§ **Task statement**: Read through the entries below and copy each line where "Configuration" turns up.

● ● ● ● ● ● ●

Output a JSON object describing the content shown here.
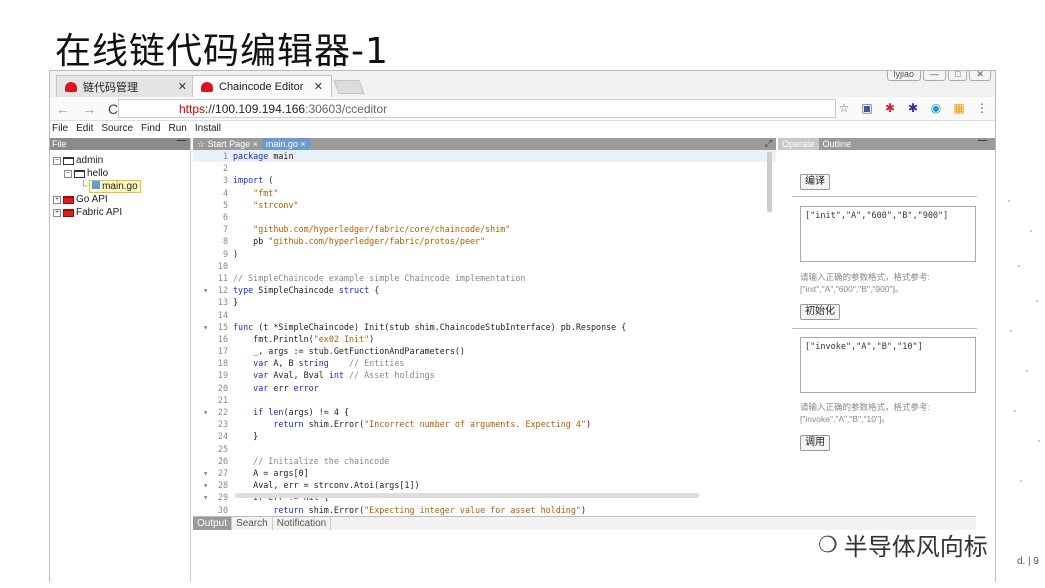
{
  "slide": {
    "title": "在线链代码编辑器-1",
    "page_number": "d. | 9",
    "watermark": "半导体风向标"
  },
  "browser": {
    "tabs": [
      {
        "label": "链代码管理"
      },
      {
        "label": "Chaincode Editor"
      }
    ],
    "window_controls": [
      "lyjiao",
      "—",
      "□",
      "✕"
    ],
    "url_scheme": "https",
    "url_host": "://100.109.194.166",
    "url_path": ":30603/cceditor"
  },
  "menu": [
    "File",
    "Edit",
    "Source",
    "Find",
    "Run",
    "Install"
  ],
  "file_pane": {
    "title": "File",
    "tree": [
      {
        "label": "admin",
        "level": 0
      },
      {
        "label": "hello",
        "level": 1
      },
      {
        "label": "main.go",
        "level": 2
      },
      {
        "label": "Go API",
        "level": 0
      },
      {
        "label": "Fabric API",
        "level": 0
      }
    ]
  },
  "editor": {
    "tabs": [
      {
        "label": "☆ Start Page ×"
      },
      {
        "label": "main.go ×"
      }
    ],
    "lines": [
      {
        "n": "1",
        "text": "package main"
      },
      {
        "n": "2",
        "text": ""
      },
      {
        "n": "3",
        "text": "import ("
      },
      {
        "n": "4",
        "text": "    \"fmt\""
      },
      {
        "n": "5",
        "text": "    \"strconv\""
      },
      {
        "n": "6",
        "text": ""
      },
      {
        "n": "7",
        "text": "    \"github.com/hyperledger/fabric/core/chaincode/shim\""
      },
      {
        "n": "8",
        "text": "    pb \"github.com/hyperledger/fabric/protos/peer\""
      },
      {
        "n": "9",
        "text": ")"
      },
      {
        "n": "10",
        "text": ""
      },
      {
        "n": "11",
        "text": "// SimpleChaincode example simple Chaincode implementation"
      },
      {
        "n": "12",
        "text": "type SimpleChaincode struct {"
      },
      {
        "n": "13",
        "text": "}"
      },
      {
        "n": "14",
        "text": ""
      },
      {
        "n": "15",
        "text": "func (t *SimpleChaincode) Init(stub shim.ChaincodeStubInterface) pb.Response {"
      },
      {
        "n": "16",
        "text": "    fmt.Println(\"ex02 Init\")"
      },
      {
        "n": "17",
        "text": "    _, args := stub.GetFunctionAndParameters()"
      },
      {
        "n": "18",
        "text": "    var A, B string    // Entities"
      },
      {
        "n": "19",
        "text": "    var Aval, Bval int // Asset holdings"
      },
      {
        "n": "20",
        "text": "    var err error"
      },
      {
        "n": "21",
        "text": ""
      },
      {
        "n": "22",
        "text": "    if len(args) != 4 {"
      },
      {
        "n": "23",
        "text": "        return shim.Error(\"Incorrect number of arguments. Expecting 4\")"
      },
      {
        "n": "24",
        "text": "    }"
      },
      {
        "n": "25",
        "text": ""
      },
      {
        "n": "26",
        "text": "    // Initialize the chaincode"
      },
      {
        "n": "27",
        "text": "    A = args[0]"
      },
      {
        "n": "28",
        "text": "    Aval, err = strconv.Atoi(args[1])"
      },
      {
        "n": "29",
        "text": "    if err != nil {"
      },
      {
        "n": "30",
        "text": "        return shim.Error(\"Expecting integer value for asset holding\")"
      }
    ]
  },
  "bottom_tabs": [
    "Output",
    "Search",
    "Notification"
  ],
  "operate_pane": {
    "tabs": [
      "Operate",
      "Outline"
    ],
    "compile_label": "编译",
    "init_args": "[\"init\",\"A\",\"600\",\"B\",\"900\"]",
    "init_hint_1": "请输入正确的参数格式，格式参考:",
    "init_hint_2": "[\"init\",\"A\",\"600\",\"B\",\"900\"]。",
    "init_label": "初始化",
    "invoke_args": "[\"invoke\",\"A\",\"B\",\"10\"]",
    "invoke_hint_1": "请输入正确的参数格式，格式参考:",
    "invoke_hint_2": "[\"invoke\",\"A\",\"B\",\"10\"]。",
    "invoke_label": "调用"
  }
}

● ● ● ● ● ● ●

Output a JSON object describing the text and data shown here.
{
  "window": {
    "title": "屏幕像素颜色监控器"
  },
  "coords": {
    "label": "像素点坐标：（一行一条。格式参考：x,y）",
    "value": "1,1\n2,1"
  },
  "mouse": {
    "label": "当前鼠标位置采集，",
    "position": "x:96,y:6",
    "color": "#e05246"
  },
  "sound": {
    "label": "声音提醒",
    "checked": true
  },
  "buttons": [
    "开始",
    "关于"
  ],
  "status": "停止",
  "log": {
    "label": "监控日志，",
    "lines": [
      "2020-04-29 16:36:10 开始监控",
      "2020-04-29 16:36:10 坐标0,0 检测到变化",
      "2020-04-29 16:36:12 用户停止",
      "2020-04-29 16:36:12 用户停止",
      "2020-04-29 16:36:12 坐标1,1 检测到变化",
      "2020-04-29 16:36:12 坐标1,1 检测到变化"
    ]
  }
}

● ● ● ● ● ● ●

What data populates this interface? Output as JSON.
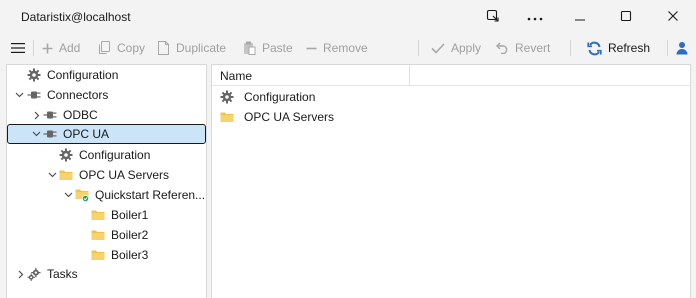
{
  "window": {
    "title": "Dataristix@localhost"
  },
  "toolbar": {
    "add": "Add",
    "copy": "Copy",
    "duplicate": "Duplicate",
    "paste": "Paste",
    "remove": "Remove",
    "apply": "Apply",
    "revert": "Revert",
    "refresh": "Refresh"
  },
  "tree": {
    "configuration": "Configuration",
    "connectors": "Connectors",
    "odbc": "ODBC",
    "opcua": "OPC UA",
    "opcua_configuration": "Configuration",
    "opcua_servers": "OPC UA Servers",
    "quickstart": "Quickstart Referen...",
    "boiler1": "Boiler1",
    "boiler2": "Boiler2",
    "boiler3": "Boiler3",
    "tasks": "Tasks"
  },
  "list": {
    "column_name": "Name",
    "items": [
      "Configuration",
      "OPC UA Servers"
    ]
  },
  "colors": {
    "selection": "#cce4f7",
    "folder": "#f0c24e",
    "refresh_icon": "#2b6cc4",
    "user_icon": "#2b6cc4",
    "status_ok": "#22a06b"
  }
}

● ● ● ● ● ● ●

§ **Task response**:
    "configuration": "Configuration",
    "opcua_configuration": "Configuration",
      "Configuration",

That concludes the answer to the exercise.